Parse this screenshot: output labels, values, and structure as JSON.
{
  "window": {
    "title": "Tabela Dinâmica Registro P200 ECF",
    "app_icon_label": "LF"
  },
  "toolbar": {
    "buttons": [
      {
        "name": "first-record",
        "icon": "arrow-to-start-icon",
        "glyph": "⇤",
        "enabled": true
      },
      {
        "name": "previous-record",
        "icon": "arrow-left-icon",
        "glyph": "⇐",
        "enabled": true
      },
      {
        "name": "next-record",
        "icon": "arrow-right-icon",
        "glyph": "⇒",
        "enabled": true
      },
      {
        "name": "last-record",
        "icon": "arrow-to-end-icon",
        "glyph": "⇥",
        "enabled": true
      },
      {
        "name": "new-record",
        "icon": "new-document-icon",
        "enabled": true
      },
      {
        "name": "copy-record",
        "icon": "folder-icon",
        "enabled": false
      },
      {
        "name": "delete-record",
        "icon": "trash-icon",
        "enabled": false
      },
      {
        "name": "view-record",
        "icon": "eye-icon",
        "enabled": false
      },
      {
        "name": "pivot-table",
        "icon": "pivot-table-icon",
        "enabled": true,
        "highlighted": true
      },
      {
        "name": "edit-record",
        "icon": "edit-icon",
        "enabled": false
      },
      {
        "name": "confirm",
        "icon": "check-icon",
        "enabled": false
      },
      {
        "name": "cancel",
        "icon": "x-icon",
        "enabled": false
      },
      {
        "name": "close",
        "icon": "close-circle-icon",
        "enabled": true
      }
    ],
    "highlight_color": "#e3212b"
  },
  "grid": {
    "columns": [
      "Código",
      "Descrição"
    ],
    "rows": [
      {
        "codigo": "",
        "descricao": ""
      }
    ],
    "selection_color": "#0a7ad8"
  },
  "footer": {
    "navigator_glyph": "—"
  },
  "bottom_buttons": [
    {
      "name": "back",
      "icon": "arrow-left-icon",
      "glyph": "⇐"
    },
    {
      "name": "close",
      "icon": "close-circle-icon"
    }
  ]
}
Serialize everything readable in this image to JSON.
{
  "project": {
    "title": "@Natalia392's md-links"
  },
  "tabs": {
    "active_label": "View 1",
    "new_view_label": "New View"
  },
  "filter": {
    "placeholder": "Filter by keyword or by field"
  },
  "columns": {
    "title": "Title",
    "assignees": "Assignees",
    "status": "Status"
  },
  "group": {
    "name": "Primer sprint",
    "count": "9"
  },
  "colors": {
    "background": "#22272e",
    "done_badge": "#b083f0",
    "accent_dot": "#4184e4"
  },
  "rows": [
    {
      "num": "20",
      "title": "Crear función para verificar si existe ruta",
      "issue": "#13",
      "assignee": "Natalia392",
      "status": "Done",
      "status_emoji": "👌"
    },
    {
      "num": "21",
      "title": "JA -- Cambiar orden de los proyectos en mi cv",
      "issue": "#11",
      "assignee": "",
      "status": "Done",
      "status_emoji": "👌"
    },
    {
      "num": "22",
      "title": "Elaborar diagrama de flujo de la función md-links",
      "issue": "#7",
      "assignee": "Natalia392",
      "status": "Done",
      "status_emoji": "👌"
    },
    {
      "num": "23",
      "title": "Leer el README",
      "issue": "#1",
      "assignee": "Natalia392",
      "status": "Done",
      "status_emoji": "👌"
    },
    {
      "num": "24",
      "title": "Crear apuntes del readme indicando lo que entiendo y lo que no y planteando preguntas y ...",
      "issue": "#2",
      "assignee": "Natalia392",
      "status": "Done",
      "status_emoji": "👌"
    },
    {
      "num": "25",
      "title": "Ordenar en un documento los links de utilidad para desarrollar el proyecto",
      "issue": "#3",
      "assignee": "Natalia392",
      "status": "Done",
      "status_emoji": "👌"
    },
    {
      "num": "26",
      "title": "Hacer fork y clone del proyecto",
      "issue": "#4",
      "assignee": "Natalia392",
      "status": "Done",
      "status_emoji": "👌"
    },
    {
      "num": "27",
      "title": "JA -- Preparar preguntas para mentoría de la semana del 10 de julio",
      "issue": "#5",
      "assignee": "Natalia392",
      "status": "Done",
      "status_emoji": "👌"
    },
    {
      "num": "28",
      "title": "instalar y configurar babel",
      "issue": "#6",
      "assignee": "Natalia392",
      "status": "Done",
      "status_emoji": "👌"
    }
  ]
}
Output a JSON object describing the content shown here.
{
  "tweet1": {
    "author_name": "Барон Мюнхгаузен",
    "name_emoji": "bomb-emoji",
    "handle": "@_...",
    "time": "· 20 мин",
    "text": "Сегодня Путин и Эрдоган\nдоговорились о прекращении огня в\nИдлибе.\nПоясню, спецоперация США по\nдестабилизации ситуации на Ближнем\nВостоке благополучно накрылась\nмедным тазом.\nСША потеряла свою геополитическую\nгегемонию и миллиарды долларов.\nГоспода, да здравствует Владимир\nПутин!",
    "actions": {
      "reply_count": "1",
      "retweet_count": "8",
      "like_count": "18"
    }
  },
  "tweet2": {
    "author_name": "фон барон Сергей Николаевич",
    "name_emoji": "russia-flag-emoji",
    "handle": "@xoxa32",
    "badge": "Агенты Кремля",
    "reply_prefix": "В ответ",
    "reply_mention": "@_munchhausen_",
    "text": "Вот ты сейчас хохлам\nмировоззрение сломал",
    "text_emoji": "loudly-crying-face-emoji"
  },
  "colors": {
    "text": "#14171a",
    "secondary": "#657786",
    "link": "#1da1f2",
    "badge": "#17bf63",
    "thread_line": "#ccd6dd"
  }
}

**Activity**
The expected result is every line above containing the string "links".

**Output**
    "title": "@Natalia392's md-links"
      "title": "Elaborar diagrama de flujo de la función md-links",
      "title": "Ordenar en un documento los links de utilidad para desarrollar el proyecto",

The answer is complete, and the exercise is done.